Out of all the lines below, count those with the word "Businesses". Give the number only.
++++ EXERCISE MATERIALS ++++
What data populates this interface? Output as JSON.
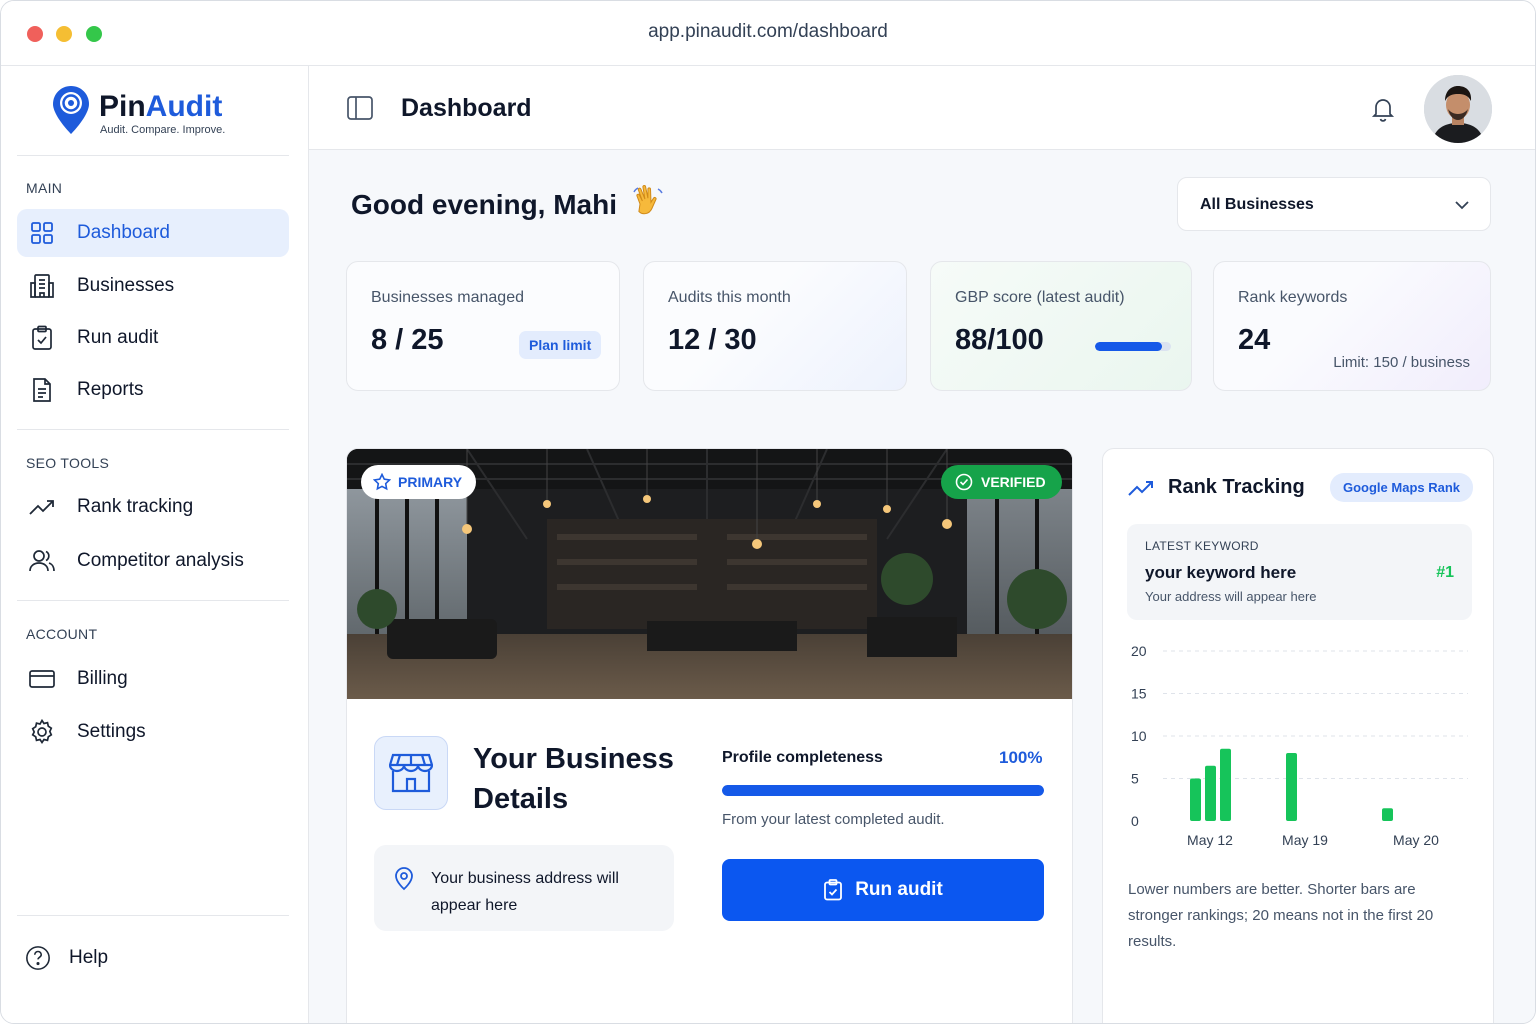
{
  "browser": {
    "url": "app.pinaudit.com/dashboard"
  },
  "brand": {
    "name_part1": "Pin",
    "name_part2": "Audit",
    "tagline": "Audit. Compare. Improve.",
    "accent": "#1e5bdb"
  },
  "sidebar": {
    "sections": {
      "main": "MAIN",
      "seo": "SEO TOOLS",
      "account": "ACCOUNT"
    },
    "items": [
      {
        "label": "Dashboard",
        "icon": "grid-icon",
        "active": true
      },
      {
        "label": "Businesses",
        "icon": "building-icon"
      },
      {
        "label": "Run audit",
        "icon": "clipboard-check-icon"
      },
      {
        "label": "Reports",
        "icon": "document-icon"
      },
      {
        "label": "Rank tracking",
        "icon": "trend-up-icon"
      },
      {
        "label": "Competitor analysis",
        "icon": "users-icon"
      },
      {
        "label": "Billing",
        "icon": "card-icon"
      },
      {
        "label": "Settings",
        "icon": "gear-icon"
      }
    ],
    "help": "Help"
  },
  "header": {
    "title": "Dashboard"
  },
  "main": {
    "greeting": "Good evening, Mahi",
    "business_select": "All Businesses",
    "stats": [
      {
        "label": "Businesses managed",
        "value": "8 / 25",
        "badge": "Plan limit"
      },
      {
        "label": "Audits this month",
        "value": "12 / 30"
      },
      {
        "label": "GBP score (latest audit)",
        "value": "88/100",
        "score_fraction": 0.88
      },
      {
        "label": "Rank keywords",
        "value": "24",
        "note": "Limit: 150 / business"
      }
    ]
  },
  "business": {
    "primary": "PRIMARY",
    "verified": "VERIFIED",
    "title": "Your Business Details",
    "address": "Your business address will appear here",
    "completeness_label": "Profile completeness",
    "completeness_value": "100%",
    "completeness_fraction": 1.0,
    "completeness_note": "From your latest completed audit.",
    "run_button": "Run audit"
  },
  "rank": {
    "title": "Rank Tracking",
    "badge": "Google Maps Rank",
    "keyword_caption": "LATEST KEYWORD",
    "keyword": "your keyword here",
    "keyword_rank": "#1",
    "keyword_address": "Your address will appear here",
    "note": "Lower numbers are better. Shorter bars are stronger rankings; 20 means not in the first 20 results."
  },
  "chart_data": {
    "type": "bar",
    "ylim": [
      0,
      20
    ],
    "yticks": [
      0,
      5,
      10,
      15,
      20
    ],
    "x_tick_labels": [
      "May 12",
      "May 19",
      "May 20"
    ],
    "bar_color": "#16c45a",
    "bars": [
      {
        "day": "May 10",
        "value": 5
      },
      {
        "day": "May 11",
        "value": 6.5
      },
      {
        "day": "May 12",
        "value": 8.5
      },
      {
        "day": "May 19",
        "value": 8
      },
      {
        "day": "May 20",
        "value": 1.5
      }
    ],
    "grid": true
  }
}
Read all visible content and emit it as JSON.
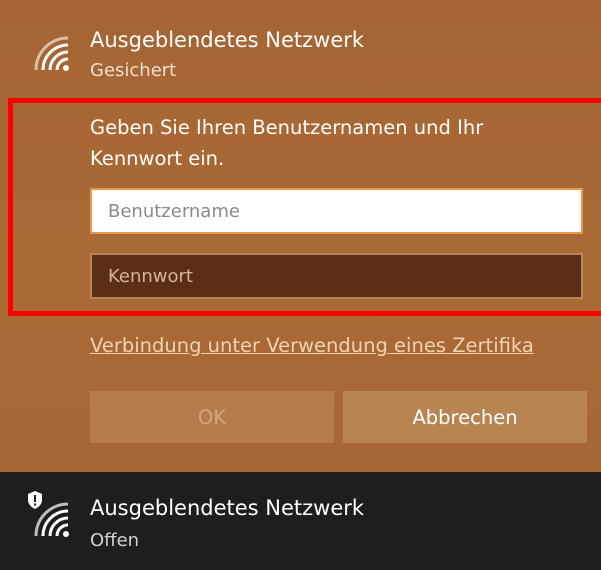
{
  "networks": [
    {
      "name": "Ausgeblendetes Netzwerk",
      "status": "Gesichert",
      "icon": "wifi-icon"
    },
    {
      "name": "Ausgeblendetes Netzwerk",
      "status": "Offen",
      "icon": "wifi-icon",
      "badge_icon": "shield-warning-icon"
    }
  ],
  "auth": {
    "prompt": "Geben Sie Ihren Benutzernamen und Ihr Kennwort ein.",
    "username_placeholder": "Benutzername",
    "password_placeholder": "Kennwort",
    "cert_link": "Verbindung unter Verwendung eines Zertifika"
  },
  "buttons": {
    "ok": "OK",
    "cancel": "Abbrechen"
  },
  "colors": {
    "panel_accent": "#a96a36",
    "highlight_border": "#ff0000",
    "bottom_background": "#1e1e1e"
  }
}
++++
→ RESULT BELOW
3